Samsung’s Wi-Fi Appliances

Tomorrow's tech today.

It stood on the edge of Tomorrowland, its four cantilevered wings suspended high in the air, overlooking Sleeping Beauty Castle to the west and the Matterhorn to the east. When it opened in 1957, the House of the Future offered homeowners a Disney-designed glimpse of what domestic life would be in the far-off year of 1986, complete with rounded corners, vinyl flooring, and plenty of garishly coloured Formica.

While the original may have departed the happiest place on earth long ago (its location appropriated by Tinkerbell and her pixie coterie), the dream of using technology to make domestic life something less of a chore lives on. The latest to take up the challenge: Samsung. The Korean conglomerate, best known for its oversized smartphones, is now offering fridges, washers and dryers with eight-inch touchscreens, Wi-Fi connectivity, and a fair chunk of built-in flash memory. “The appliance industry has been a rather traditional industry—not a lot of change,” remarks Warner Doell, vice president of home appliance sales and marketing at Samsung Canada.
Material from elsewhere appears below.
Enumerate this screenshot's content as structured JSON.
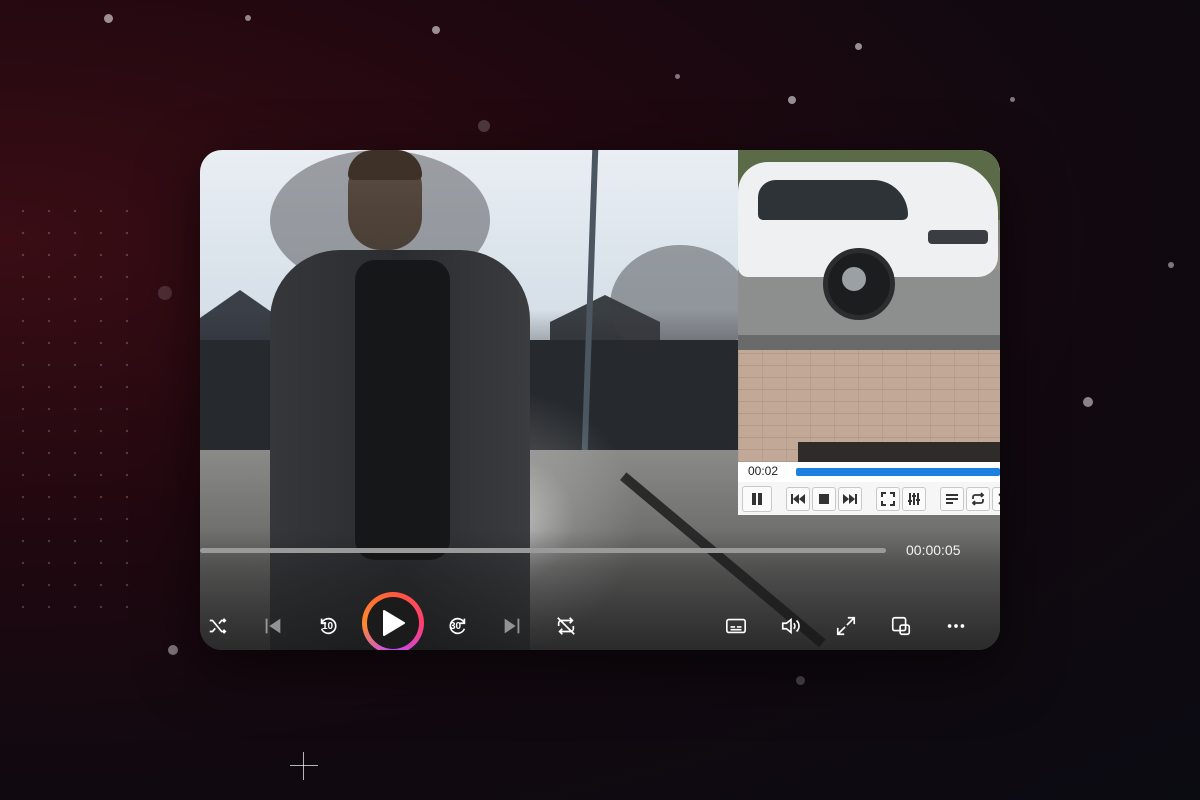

As Doell explains, that lack of change presented an intriguing opportunity: “How do we take technology and apply it to appliances which will make consumers’ lives easier, more convenient, so they have time to pursue their passions?”

Aesthetically, Samsung’s Wi-Fi line is clearly positioned in the premium category. The refrigerator is a striking example of contemporary stainless steel chic, the perfect complement to a Yaletown or Coal Harbour condo. The washer-dryer set, available in either onyx or white, is, perforce, more utilitarian, yet even its oversized circular door and easy-to-use controls retain a sense of well-proportioned design that “feels” right. “The fit and finish is always important,” Doell says. “How do the handles feel? How do the drawers open and close? When you just look at them from an aesthetic point of view, they are very appealing.”

However appealing the overall product may be, it’s likely that consumers will be focused on a single eight-inch portion of it. Samsung’s LCD touch screens may be small, but they pack a powerful punch when it comes to functionality, giving family members the opportunity to interact with their appliances—and with each other—via a centralized communication hub.

Keep track of the expiry date of that litre of milk you just bought. Think about what’s on the dinner menu by loading up the built-in app. Then use your smartphone to check in on that load of towels you left on while you step out for those last few ingredients. It’s all part of Samsung’s vision for the house of the not-too-distant future, in which homeowners are constantly in touch with the tools of everyday life. “The appliance will become part of a connected home,” Doell says. “You control your HVAC, you control your electricity, you control security remotely or from within the home.”

Chores done, you can move on to other items on the to-do list. Upload the family’s vacation photos via the built-in card reader. Enter the date for junior’s piano recital into the Google Calendar app. See how the weather is shaping up for your weekend ski trip. “This is something we’ve spent a lot of time on—how easy can we make it for the consumer to get the most from this appliance?” Doell says. “That’s where this screen plays a role: it actually does make your life simpler.”

Simple or not, all work and no play would make domestic life pretty dull. Thankfully, Samsung’s got your back here, too. There is no particular reason why an appliance needs to be equipped with streaming radio, or why homeowners should take to the fridge the next time they feel the urge to check Twitter, but hey, it’s there when you need it. After all, this is Tomorrowland. And Fantasyland is right next door.


Post Date:

March 18, 2013